Bahrain Takes Major Steps to Protect The Rights of Migrant Workers

The welfare of migrant workers is a big issue in the Middle East countries. Since the indigenous population of these countries before the oil boom of the 1970s was quite small, the sudden expansion of their economies brought in a huge number of foreign workers. The blue-collar ones came largely from six Asian countries – India, Pakistan, Nepal, Sri Lanka, Bangladesh and the Philippines.

With the exception of the Filipinos, they were largely non-English-speaking workers, good at their trade but virtually letterless or with a very rudimentary education. They came from villages back home or from the fringes of townships and their diffidence, inability to articulate themselves and lack of proper education were often exploited by their employers.

This exploitation found various guises. Their passports would be taken away so could not go back home while they were being exploited, they were denied annual leave, they would not be paid salaries for months on end, they would be paid salaries less than their contracts spelled out, there will be instalments deducted out of their meagre wages on spurious accounts like the air ticket their employer may have paid to get them over or in the name of their health insurance, they will be paid no overtime, would be made to work on holidays and so on.

In varying degrees and in a variety of ways this is how they were being exploited and in many countries the exploitation continues despite lip service by the powers that be and clauses included in labour laws.

bahrain helps migrants.
Bahrain Takes Major Steps to Protect The Rights of Migrant Workers

But from early on Bahrain has been an exception and has taken major steps to protect the rights of migrant workers.
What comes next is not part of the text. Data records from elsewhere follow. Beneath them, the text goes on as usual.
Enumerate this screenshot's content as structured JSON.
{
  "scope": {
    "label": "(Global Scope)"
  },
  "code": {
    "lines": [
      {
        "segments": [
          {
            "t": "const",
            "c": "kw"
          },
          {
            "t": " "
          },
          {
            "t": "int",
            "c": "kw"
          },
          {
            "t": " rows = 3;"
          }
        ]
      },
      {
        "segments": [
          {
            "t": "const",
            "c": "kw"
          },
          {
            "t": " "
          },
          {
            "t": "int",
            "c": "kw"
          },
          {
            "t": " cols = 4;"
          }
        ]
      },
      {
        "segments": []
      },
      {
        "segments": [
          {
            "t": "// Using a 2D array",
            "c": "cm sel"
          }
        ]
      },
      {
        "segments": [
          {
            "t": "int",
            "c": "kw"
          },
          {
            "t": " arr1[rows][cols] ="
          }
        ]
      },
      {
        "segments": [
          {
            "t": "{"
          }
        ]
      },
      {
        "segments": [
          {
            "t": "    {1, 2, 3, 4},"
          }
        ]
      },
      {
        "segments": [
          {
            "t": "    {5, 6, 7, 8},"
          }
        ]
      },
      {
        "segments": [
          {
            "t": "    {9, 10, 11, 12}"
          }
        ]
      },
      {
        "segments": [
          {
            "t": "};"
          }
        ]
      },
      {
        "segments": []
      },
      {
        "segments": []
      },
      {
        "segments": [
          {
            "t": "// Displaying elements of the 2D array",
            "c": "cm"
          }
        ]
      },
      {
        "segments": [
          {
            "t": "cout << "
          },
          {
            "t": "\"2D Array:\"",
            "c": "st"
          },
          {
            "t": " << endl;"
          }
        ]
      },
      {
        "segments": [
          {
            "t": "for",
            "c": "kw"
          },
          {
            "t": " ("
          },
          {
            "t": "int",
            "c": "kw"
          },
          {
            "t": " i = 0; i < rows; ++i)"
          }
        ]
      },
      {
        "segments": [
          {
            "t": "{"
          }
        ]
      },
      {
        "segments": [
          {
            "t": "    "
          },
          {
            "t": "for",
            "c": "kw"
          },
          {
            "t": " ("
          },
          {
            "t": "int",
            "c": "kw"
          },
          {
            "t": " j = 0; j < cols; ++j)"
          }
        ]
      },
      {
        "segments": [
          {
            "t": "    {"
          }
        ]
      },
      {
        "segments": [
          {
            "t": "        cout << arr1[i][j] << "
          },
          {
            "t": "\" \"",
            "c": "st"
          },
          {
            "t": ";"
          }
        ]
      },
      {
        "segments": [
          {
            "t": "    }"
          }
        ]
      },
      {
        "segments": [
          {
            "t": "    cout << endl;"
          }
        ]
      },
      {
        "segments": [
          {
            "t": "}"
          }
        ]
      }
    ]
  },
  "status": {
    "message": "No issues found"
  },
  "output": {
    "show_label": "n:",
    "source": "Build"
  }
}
And the list of these steps is quite impressive:

  • Bahrain was the first country in the Arab Gulf [and possibly still is] which abolished the system whereby a migrant worker could not switch job for a better salary without going out of the country for six months. In effect that closed any chances of his bettering his prospects since few employers were willing to wait for a blue-collar worker that long.
  • The six-month bar could only be circumvented if an employer gave a worker a no-objection certificate to work for another company and this was like asking for the moon. This situation turned a worker virtually into a bonded labourer and encouraged exploitative employers to give him no [or hardly any] raise.

    Bahrain not only abolished the system but set up a Labour Market Regulatory Authority to enable a migrant worker to switch job smoothly whenever he liked and without having to obtain any no-objection certificate.

    Indeed the six-month amnesty Bahrain declared last year, under which the runaway workers and those with expired visas could leave without paying any fine, also encouraged them – just in case they did not want to leave – to find an employer and regularize their status. The amnesty was not something punitive but rather humane.

  • Bahrain was also the first country to make it mandatory that no infrastructure-building company or contractor would make his labourers work in the sun during three of the hottest months in the year. This was done at the personal intercession of the Prime Minister.
  • It also ensured from the beginning that the Labour Ministry cells to inspect labour camps and work sites for the state of their hygiene, safety, welfare etc. were not there on paper alone but that the teams of inspectors regularly went out to make spot checks.
  • It changed rules making it much easier for a worker to get his passport back from an employer unwilling to release, it by filing a police complaint or visiting the Labour Ministry.

These are just four of the many examples of the ways in which Bahrain’s Labour Ministry ensures the expatriate workers are neither exploited nor short-changed. The Ministry Under-Secretary was recently quoted in the Press as saying that Bahrain remains fully committed to meeting the standards laid down by the International Labour Organisation [ILO]. “We must remember that GCC [Gulf Cooperation Council] countries are under ILO supervision, which means we must provide the best to migrant workers.,” he said.

Bahrain is also one of those rare countries in the Gulf to actively encourage labour unions and there is even an umbrella organization called the General Federation of Bahrain Trade Unions. But so far the migrant workers have not come forward to join any union, scared that their private-sector employers might not renew their visas or have them deported. Nevertheless a top federation official recently said the expatriate workers “need to be encouraged to join trade unions and push for their rights.”

Brij Sharma is an Indian journalist and editor based in Bahrain. Brij tells us the interesting stories we don’t usually hear from the middle east country.